**Source data**
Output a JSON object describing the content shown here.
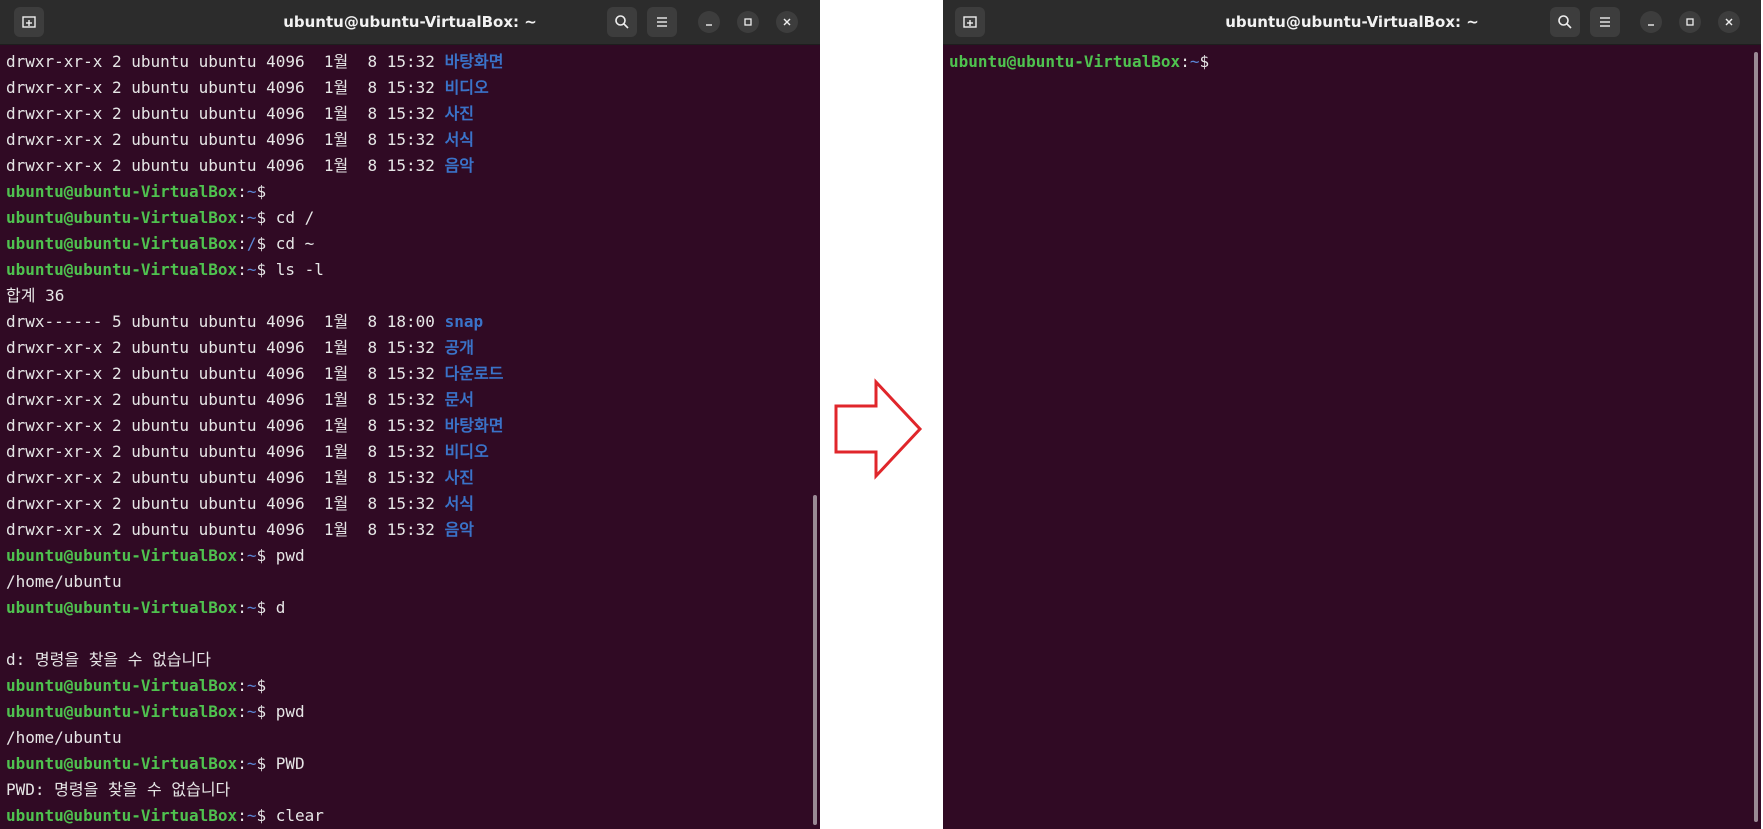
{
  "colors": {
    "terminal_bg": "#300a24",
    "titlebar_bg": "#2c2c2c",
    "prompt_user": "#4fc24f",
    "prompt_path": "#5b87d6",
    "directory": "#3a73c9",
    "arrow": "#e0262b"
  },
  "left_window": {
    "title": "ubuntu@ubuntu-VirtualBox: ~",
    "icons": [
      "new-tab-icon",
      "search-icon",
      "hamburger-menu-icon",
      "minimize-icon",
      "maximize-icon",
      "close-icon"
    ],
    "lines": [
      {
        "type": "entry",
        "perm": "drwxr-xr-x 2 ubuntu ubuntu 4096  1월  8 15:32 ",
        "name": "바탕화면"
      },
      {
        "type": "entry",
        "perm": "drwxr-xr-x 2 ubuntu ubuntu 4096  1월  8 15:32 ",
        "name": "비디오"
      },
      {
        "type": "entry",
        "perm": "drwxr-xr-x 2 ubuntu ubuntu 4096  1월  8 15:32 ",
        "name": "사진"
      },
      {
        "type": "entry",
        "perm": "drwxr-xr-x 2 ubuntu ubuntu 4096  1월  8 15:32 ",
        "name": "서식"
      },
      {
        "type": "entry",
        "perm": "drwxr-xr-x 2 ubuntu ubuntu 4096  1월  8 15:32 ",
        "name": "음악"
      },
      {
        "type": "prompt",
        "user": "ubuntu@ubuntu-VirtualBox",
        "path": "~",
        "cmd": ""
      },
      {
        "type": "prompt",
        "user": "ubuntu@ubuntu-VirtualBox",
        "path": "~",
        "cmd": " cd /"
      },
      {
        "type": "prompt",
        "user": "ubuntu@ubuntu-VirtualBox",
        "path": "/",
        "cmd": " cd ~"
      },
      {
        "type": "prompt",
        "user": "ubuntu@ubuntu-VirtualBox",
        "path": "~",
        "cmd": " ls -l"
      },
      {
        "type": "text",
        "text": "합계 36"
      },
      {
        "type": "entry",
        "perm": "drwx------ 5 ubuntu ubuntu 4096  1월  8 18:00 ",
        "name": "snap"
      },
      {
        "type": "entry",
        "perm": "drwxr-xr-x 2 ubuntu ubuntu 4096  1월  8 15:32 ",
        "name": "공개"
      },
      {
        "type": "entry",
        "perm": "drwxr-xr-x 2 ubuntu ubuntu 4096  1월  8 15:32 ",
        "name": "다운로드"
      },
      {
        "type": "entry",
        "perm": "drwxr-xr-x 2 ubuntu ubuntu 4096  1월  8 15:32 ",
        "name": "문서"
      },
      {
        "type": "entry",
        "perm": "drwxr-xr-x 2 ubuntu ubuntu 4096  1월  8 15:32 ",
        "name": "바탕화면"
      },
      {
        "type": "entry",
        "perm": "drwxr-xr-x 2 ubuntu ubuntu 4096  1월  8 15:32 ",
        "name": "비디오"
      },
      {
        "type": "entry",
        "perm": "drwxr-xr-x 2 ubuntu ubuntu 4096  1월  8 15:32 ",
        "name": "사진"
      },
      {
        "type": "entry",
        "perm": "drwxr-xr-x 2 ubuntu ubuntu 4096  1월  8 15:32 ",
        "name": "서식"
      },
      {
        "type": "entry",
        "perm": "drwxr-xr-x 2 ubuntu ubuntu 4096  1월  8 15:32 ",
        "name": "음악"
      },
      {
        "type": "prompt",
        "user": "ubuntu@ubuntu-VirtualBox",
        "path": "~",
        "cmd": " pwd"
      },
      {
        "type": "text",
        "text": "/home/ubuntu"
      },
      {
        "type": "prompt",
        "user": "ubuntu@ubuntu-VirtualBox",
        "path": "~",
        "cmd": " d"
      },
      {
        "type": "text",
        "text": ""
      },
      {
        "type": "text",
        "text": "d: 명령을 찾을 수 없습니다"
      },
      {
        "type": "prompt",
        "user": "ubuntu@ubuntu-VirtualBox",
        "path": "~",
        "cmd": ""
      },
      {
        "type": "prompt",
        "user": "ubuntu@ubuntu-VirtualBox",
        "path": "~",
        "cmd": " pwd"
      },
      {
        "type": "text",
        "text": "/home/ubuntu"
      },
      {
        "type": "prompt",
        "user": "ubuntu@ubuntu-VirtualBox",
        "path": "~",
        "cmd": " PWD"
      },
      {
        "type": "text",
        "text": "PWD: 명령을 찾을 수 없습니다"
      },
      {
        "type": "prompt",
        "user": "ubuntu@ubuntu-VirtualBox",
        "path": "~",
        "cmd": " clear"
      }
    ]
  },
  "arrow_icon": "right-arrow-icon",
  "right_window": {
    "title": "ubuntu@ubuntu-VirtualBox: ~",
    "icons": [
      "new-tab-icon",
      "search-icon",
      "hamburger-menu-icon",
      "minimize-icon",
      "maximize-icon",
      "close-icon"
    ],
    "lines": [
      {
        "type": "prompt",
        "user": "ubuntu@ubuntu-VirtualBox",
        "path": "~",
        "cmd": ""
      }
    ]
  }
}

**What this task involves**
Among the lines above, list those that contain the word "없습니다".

**Response to this exercise**
        "text": "d: 명령을 찾을 수 없습니다"
        "text": "PWD: 명령을 찾을 수 없습니다"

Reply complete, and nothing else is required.